Both of my Elzetta lights have scratches and small chips (from altercations with concrete), but both still function like new. I’m confident both will outlast me.

This post was published on . It was tagged with review, gear, edc.

Mirrors on a bike are no different than mirrors on any other vehicle.

They aren’t a replacement for turning your head, but they can be a useful supplement for maintaining 360 degrees of awareness.

Drop Bar Mirrors

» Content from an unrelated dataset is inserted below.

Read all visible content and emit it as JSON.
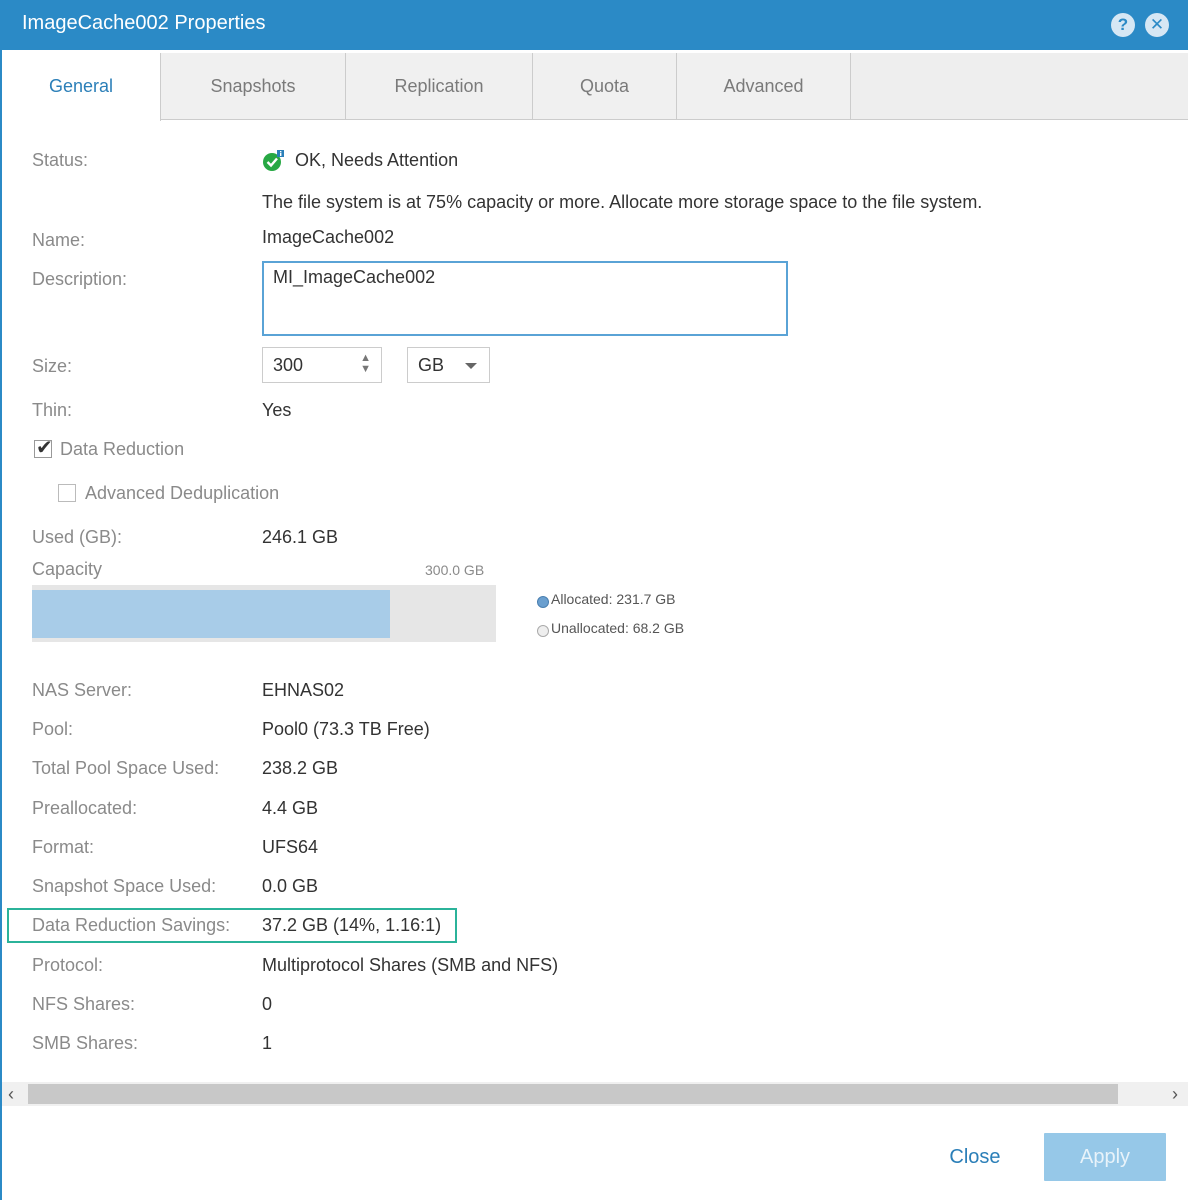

I purchased a pair of Sprintech Drop Bar Mirrors last spring. I had never used a bike mirror before, but I’ve grown fond of these over the past three months of use. The viewport is small, but adequate to identify vehicles of any size. I keep the mirrors canted outboard slightly, which means they move if I lean the bike up against a wall. Sometimes I’ll bump one when straddling the bike at a stop light. But they’re easy to move back into place, and I’ve never had them move on their own – rough roads aren’t enough to rattle them – so I don’t mind this. Having never used any other kind of bike (or helmet) mounted mirror, I can’t compare them against their competition, but I think the Swiss are on to something with these. I’d buy them again.

It should go without saying that I've sanitized my e-reader.

Trying to inject advertising into the reading experience is sick and sacrilegious. A privacy sticker from N-O-D-E covers the logo on the back of my Kindle, while a piece of tape sanitizes the front. Between this and my offline, DRM-free method of using the device, I enjoy the Kindle without the corporate mindshare.

Kindle at Lunch

Currently reading Bleeding Edge by Thomas Pynchon.

This post was published on . It was tagged with micro, books, gear.